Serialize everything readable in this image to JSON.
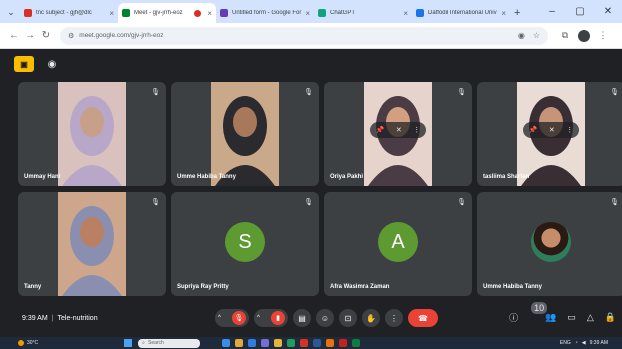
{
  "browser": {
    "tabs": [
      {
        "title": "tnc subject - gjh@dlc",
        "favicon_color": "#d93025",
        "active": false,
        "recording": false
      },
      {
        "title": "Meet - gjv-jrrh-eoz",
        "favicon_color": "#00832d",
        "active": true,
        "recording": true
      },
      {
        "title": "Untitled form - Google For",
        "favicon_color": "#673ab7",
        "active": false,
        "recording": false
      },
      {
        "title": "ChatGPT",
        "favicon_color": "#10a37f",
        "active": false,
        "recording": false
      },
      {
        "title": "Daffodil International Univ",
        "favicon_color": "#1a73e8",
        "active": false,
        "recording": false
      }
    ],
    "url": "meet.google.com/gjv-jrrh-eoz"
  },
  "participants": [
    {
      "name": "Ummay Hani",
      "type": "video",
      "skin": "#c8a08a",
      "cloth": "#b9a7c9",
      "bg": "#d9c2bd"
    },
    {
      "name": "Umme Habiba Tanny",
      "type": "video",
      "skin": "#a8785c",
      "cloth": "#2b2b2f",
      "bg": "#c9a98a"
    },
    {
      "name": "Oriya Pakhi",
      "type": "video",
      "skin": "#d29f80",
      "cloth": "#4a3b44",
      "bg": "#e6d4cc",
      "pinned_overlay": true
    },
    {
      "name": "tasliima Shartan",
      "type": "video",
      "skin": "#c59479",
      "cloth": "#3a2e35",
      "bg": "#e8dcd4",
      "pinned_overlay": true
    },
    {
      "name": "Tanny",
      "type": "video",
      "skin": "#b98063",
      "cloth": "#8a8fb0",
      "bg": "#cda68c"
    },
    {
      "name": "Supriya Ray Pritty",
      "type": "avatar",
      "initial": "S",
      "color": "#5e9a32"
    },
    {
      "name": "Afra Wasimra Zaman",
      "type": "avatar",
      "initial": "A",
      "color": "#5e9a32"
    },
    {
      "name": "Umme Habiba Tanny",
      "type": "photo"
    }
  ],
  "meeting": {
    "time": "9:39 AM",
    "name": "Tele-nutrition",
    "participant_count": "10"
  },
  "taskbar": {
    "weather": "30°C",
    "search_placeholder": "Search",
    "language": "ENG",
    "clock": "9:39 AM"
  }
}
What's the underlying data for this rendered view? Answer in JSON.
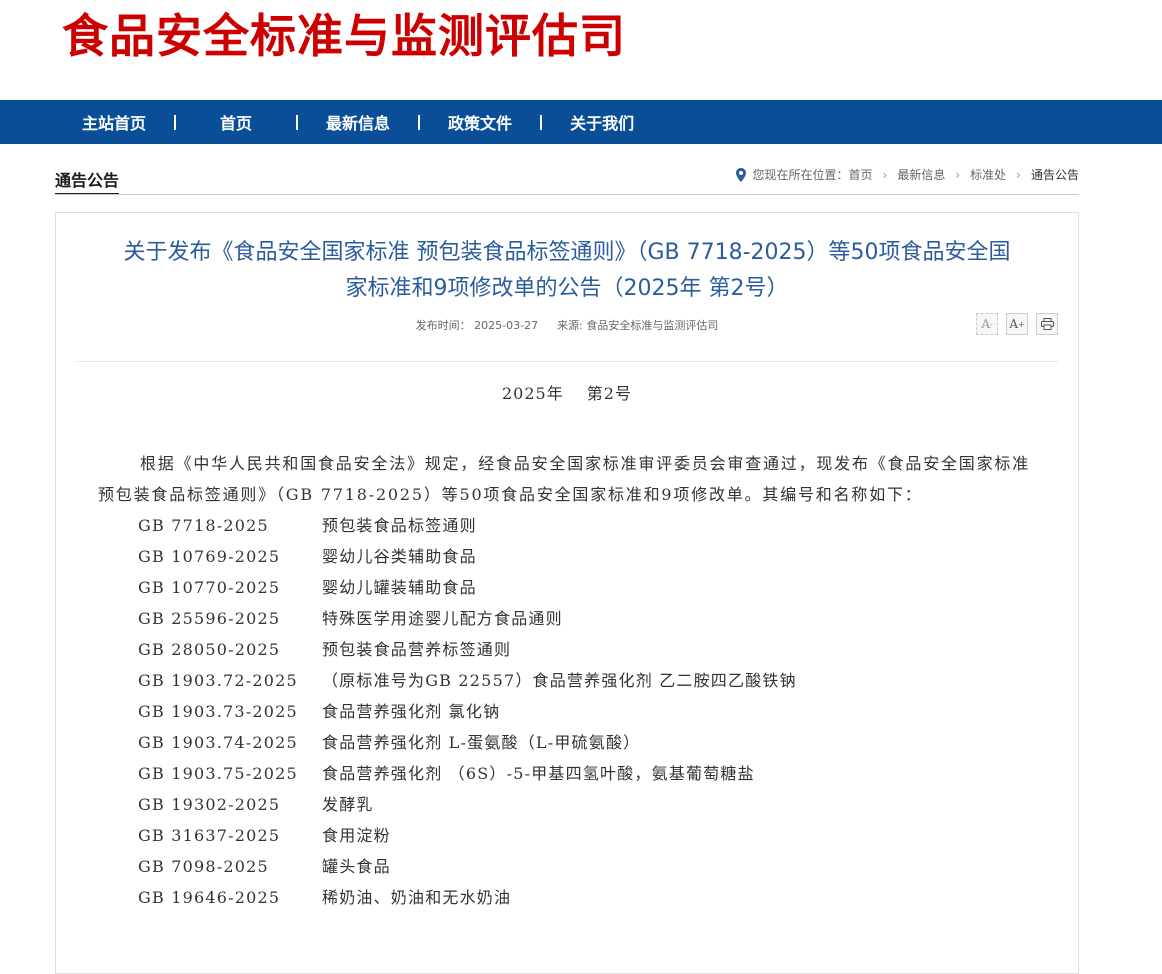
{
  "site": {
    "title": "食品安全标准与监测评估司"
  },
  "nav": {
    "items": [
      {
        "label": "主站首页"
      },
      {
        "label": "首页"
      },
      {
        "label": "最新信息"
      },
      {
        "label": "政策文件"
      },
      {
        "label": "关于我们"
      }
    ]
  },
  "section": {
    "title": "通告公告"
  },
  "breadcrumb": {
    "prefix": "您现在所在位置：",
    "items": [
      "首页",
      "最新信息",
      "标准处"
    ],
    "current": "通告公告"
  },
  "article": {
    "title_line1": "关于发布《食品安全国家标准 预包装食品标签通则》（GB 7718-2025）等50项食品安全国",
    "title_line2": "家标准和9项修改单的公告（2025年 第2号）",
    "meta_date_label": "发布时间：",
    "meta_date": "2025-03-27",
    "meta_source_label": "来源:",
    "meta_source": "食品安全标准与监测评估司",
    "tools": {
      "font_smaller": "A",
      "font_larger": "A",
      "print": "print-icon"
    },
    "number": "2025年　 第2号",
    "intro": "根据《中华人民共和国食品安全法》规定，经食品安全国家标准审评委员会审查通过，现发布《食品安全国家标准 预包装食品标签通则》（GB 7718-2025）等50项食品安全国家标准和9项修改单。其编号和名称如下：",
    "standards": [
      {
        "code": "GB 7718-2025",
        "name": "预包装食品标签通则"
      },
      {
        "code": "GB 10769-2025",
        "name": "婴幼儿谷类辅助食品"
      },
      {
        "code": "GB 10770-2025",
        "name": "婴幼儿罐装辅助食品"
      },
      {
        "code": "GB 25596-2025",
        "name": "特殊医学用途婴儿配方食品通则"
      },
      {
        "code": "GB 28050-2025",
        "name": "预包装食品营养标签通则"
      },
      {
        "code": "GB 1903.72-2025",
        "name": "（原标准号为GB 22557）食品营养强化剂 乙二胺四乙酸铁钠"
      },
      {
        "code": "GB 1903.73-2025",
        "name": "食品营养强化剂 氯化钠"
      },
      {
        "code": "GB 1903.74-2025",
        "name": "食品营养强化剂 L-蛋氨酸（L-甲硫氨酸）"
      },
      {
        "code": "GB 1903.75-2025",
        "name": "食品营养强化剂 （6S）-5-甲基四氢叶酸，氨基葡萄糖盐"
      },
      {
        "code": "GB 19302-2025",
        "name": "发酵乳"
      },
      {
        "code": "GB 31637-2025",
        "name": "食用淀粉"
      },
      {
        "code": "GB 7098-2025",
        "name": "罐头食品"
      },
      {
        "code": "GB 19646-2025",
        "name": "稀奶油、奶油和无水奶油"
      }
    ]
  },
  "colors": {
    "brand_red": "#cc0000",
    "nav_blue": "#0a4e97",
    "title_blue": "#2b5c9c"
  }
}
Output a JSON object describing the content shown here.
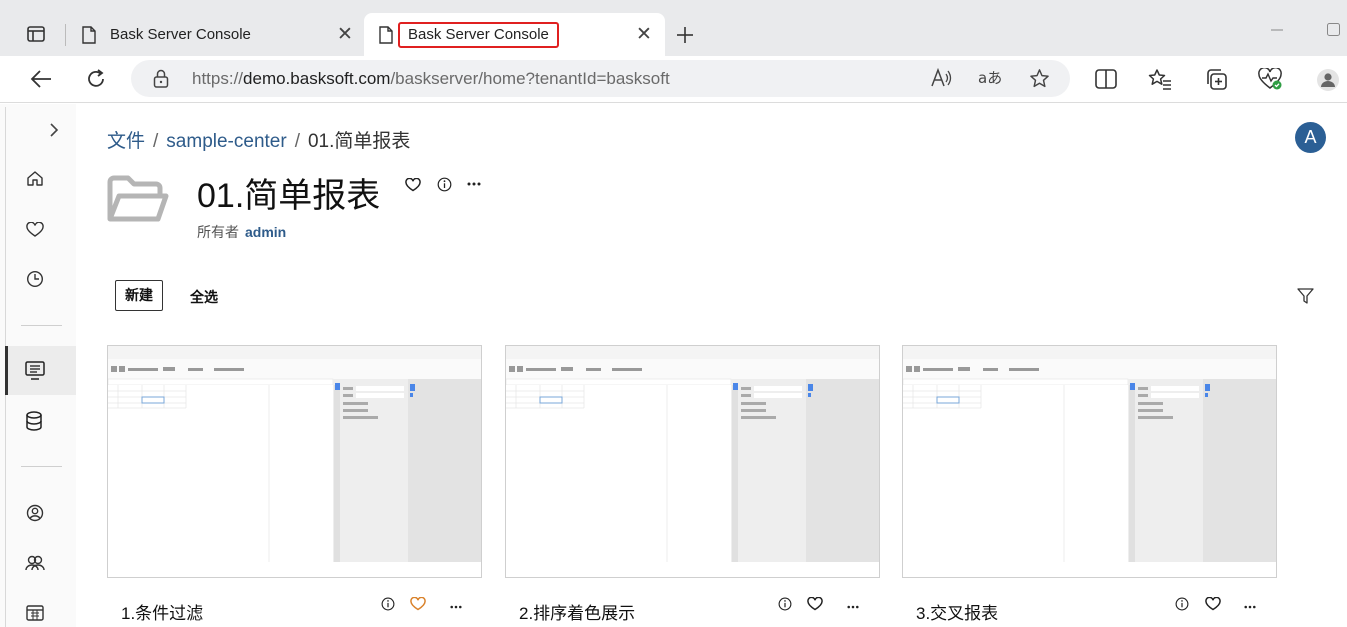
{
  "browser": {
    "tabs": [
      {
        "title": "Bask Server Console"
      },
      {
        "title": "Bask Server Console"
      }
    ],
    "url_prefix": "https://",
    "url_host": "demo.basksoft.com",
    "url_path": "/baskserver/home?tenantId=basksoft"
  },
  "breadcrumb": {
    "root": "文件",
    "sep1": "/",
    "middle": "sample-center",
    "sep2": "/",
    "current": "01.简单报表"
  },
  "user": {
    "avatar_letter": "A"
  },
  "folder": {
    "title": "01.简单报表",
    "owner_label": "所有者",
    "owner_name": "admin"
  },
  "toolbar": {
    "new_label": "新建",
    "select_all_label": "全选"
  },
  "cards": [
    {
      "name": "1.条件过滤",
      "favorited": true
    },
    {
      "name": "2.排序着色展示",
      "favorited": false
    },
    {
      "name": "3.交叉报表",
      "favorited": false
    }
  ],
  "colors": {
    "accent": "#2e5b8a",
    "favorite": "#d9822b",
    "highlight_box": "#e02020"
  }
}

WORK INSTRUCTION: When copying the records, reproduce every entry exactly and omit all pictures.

ANSWER TO THIS EXERCISE:
Serialize everything readable in this image to JSON.
{
  "browser": {
    "tabs": [
      {
        "title": "tnc subject - gjh@dlc",
        "favicon_color": "#d93025",
        "active": false,
        "recording": false
      },
      {
        "title": "Meet - gjv-jrrh-eoz",
        "favicon_color": "#00832d",
        "active": true,
        "recording": true
      },
      {
        "title": "Untitled form - Google For",
        "favicon_color": "#673ab7",
        "active": false,
        "recording": false
      },
      {
        "title": "ChatGPT",
        "favicon_color": "#10a37f",
        "active": false,
        "recording": false
      },
      {
        "title": "Daffodil International Univ",
        "favicon_color": "#1a73e8",
        "active": false,
        "recording": false
      }
    ],
    "url": "meet.google.com/gjv-jrrh-eoz"
  },
  "participants": [
    {
      "name": "Ummay Hani",
      "type": "video",
      "skin": "#c8a08a",
      "cloth": "#b9a7c9",
      "bg": "#d9c2bd"
    },
    {
      "name": "Umme Habiba Tanny",
      "type": "video",
      "skin": "#a8785c",
      "cloth": "#2b2b2f",
      "bg": "#c9a98a"
    },
    {
      "name": "Oriya Pakhi",
      "type": "video",
      "skin": "#d29f80",
      "cloth": "#4a3b44",
      "bg": "#e6d4cc",
      "pinned_overlay": true
    },
    {
      "name": "tasliima Shartan",
      "type": "video",
      "skin": "#c59479",
      "cloth": "#3a2e35",
      "bg": "#e8dcd4",
      "pinned_overlay": true
    },
    {
      "name": "Tanny",
      "type": "video",
      "skin": "#b98063",
      "cloth": "#8a8fb0",
      "bg": "#cda68c"
    },
    {
      "name": "Supriya Ray Pritty",
      "type": "avatar",
      "initial": "S",
      "color": "#5e9a32"
    },
    {
      "name": "Afra Wasimra Zaman",
      "type": "avatar",
      "initial": "A",
      "color": "#5e9a32"
    },
    {
      "name": "Umme Habiba Tanny",
      "type": "photo"
    }
  ],
  "meeting": {
    "time": "9:39 AM",
    "name": "Tele-nutrition",
    "participant_count": "10"
  },
  "taskbar": {
    "weather": "30°C",
    "search_placeholder": "Search",
    "language": "ENG",
    "clock": "9:39 AM"
  }
}
What's the underlying data for this rendered view? Answer in JSON.
{
  "site": {
    "title": "食品安全标准与监测评估司"
  },
  "nav": {
    "items": [
      {
        "label": "主站首页"
      },
      {
        "label": "首页"
      },
      {
        "label": "最新信息"
      },
      {
        "label": "政策文件"
      },
      {
        "label": "关于我们"
      }
    ]
  },
  "section": {
    "title": "通告公告"
  },
  "breadcrumb": {
    "prefix": "您现在所在位置：",
    "items": [
      "首页",
      "最新信息",
      "标准处"
    ],
    "current": "通告公告"
  },
  "article": {
    "title_line1": "关于发布《食品安全国家标准 预包装食品标签通则》（GB 7718-2025）等50项食品安全国",
    "title_line2": "家标准和9项修改单的公告（2025年 第2号）",
    "meta_date_label": "发布时间：",
    "meta_date": "2025-03-27",
    "meta_source_label": "来源:",
    "meta_source": "食品安全标准与监测评估司",
    "tools": {
      "font_smaller": "A",
      "font_larger": "A",
      "print": "print-icon"
    },
    "number": "2025年　 第2号",
    "intro": "根据《中华人民共和国食品安全法》规定，经食品安全国家标准审评委员会审查通过，现发布《食品安全国家标准 预包装食品标签通则》（GB 7718-2025）等50项食品安全国家标准和9项修改单。其编号和名称如下：",
    "standards": [
      {
        "code": "GB 7718-2025",
        "name": "预包装食品标签通则"
      },
      {
        "code": "GB 10769-2025",
        "name": "婴幼儿谷类辅助食品"
      },
      {
        "code": "GB 10770-2025",
        "name": "婴幼儿罐装辅助食品"
      },
      {
        "code": "GB 25596-2025",
        "name": "特殊医学用途婴儿配方食品通则"
      },
      {
        "code": "GB 28050-2025",
        "name": "预包装食品营养标签通则"
      },
      {
        "code": "GB 1903.72-2025",
        "name": "（原标准号为GB 22557）食品营养强化剂 乙二胺四乙酸铁钠"
      },
      {
        "code": "GB 1903.73-2025",
        "name": "食品营养强化剂 氯化钠"
      },
      {
        "code": "GB 1903.74-2025",
        "name": "食品营养强化剂 L-蛋氨酸（L-甲硫氨酸）"
      },
      {
        "code": "GB 1903.75-2025",
        "name": "食品营养强化剂 （6S）-5-甲基四氢叶酸，氨基葡萄糖盐"
      },
      {
        "code": "GB 19302-2025",
        "name": "发酵乳"
      },
      {
        "code": "GB 31637-2025",
        "name": "食用淀粉"
      },
      {
        "code": "GB 7098-2025",
        "name": "罐头食品"
      },
      {
        "code": "GB 19646-2025",
        "name": "稀奶油、奶油和无水奶油"
      }
    ]
  },
  "colors": {
    "brand_red": "#cc0000",
    "nav_blue": "#0a4e97",
    "title_blue": "#2b5c9c"
  }
}
Output a JSON object describing the content shown here.
{
  "browser": {
    "tabs": [
      {
        "title": "Bask Server Console"
      },
      {
        "title": "Bask Server Console"
      }
    ],
    "url_prefix": "https://",
    "url_host": "demo.basksoft.com",
    "url_path": "/baskserver/home?tenantId=basksoft"
  },
  "breadcrumb": {
    "root": "文件",
    "sep1": "/",
    "middle": "sample-center",
    "sep2": "/",
    "current": "01.简单报表"
  },
  "user": {
    "avatar_letter": "A"
  },
  "folder": {
    "title": "01.简单报表",
    "owner_label": "所有者",
    "owner_name": "admin"
  },
  "toolbar": {
    "new_label": "新建",
    "select_all_label": "全选"
  },
  "cards": [
    {
      "name": "1.条件过滤",
      "favorited": true
    },
    {
      "name": "2.排序着色展示",
      "favorited": false
    },
    {
      "name": "3.交叉报表",
      "favorited": false
    }
  ],
  "colors": {
    "accent": "#2e5b8a",
    "favorite": "#d9822b",
    "highlight_box": "#e02020"
  }
}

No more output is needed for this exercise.